**Prompt:** Each line below should be written out exactly, with none skipped.

**Provided information:**

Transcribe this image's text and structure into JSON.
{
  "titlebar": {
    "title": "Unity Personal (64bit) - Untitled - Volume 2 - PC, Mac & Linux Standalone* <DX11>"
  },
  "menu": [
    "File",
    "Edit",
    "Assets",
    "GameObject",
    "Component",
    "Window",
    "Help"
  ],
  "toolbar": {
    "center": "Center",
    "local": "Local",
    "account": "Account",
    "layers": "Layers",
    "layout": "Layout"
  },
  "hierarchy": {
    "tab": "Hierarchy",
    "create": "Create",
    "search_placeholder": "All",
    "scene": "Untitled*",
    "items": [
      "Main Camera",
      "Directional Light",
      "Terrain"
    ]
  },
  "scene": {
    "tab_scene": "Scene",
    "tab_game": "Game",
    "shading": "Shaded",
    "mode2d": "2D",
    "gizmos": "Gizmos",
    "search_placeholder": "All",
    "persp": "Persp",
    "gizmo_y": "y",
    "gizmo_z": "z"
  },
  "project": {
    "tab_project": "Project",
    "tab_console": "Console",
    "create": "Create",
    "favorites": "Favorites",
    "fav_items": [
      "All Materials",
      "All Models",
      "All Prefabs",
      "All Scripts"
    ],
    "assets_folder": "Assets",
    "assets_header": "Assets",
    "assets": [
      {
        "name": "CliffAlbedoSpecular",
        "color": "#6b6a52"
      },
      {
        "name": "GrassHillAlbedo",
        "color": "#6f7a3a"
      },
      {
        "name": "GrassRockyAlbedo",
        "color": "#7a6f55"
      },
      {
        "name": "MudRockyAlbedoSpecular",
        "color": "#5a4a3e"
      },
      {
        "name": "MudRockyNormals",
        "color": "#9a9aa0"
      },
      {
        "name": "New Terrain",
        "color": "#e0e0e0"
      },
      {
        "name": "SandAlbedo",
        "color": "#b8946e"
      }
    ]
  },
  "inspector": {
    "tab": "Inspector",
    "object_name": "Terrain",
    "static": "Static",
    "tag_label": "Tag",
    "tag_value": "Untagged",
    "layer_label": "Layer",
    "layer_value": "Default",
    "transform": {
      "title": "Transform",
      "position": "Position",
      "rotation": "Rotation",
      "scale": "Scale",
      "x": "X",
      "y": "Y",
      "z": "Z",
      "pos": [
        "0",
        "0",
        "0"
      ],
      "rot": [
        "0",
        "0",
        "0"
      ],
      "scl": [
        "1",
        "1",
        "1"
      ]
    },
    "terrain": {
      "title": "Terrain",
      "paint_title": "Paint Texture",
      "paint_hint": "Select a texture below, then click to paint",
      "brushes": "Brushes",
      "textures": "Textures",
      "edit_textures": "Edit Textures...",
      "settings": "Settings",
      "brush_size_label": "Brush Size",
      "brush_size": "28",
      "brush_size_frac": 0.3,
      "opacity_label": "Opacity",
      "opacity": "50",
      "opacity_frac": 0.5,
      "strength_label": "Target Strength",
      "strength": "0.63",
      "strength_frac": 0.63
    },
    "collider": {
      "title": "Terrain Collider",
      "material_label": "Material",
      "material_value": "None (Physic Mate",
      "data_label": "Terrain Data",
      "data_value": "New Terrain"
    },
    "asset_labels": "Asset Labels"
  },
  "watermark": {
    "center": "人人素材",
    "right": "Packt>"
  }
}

**Result:**
Transcribe this image's text and structure into JSON.
{
  "titlebar": {
    "title": "Unity Personal (64bit) - Untitled - Volume 2 - PC, Mac & Linux Standalone* <DX11>"
  },
  "menu": [
    "File",
    "Edit",
    "Assets",
    "GameObject",
    "Component",
    "Window",
    "Help"
  ],
  "toolbar": {
    "center": "Center",
    "local": "Local",
    "account": "Account",
    "layers": "Layers",
    "layout": "Layout"
  },
  "hierarchy": {
    "tab": "Hierarchy",
    "create": "Create",
    "search_placeholder": "All",
    "scene": "Untitled*",
    "items": [
      "Main Camera",
      "Directional Light",
      "Terrain"
    ]
  },
  "scene": {
    "tab_scene": "Scene",
    "tab_game": "Game",
    "shading": "Shaded",
    "mode2d": "2D",
    "gizmos": "Gizmos",
    "search_placeholder": "All",
    "persp": "Persp",
    "gizmo_y": "y",
    "gizmo_z": "z"
  },
  "project": {
    "tab_project": "Project",
    "tab_console": "Console",
    "create": "Create",
    "favorites": "Favorites",
    "fav_items": [
      "All Materials",
      "All Models",
      "All Prefabs",
      "All Scripts"
    ],
    "assets_folder": "Assets",
    "assets_header": "Assets",
    "assets": [
      {
        "name": "CliffAlbedoSpecular",
        "color": "#6b6a52"
      },
      {
        "name": "GrassHillAlbedo",
        "color": "#6f7a3a"
      },
      {
        "name": "GrassRockyAlbedo",
        "color": "#7a6f55"
      },
      {
        "name": "MudRockyAlbedoSpecular",
        "color": "#5a4a3e"
      },
      {
        "name": "MudRockyNormals",
        "color": "#9a9aa0"
      },
      {
        "name": "New Terrain",
        "color": "#e0e0e0"
      },
      {
        "name": "SandAlbedo",
        "color": "#b8946e"
      }
    ]
  },
  "inspector": {
    "tab": "Inspector",
    "object_name": "Terrain",
    "static": "Static",
    "tag_label": "Tag",
    "tag_value": "Untagged",
    "layer_label": "Layer",
    "layer_value": "Default",
    "transform": {
      "title": "Transform",
      "position": "Position",
      "rotation": "Rotation",
      "scale": "Scale",
      "x": "X",
      "y": "Y",
      "z": "Z",
      "pos": [
        "0",
        "0",
        "0"
      ],
      "rot": [
        "0",
        "0",
        "0"
      ],
      "scl": [
        "1",
        "1",
        "1"
      ]
    },
    "terrain": {
      "title": "Terrain",
      "paint_title": "Paint Texture",
      "paint_hint": "Select a texture below, then click to paint",
      "brushes": "Brushes",
      "textures": "Textures",
      "edit_textures": "Edit Textures...",
      "settings": "Settings",
      "brush_size_label": "Brush Size",
      "brush_size": "28",
      "brush_size_frac": 0.3,
      "opacity_label": "Opacity",
      "opacity": "50",
      "opacity_frac": 0.5,
      "strength_label": "Target Strength",
      "strength": "0.63",
      "strength_frac": 0.63
    },
    "collider": {
      "title": "Terrain Collider",
      "material_label": "Material",
      "material_value": "None (Physic Mate",
      "data_label": "Terrain Data",
      "data_value": "New Terrain"
    },
    "asset_labels": "Asset Labels"
  },
  "watermark": {
    "center": "人人素材",
    "right": "Packt>"
  }
}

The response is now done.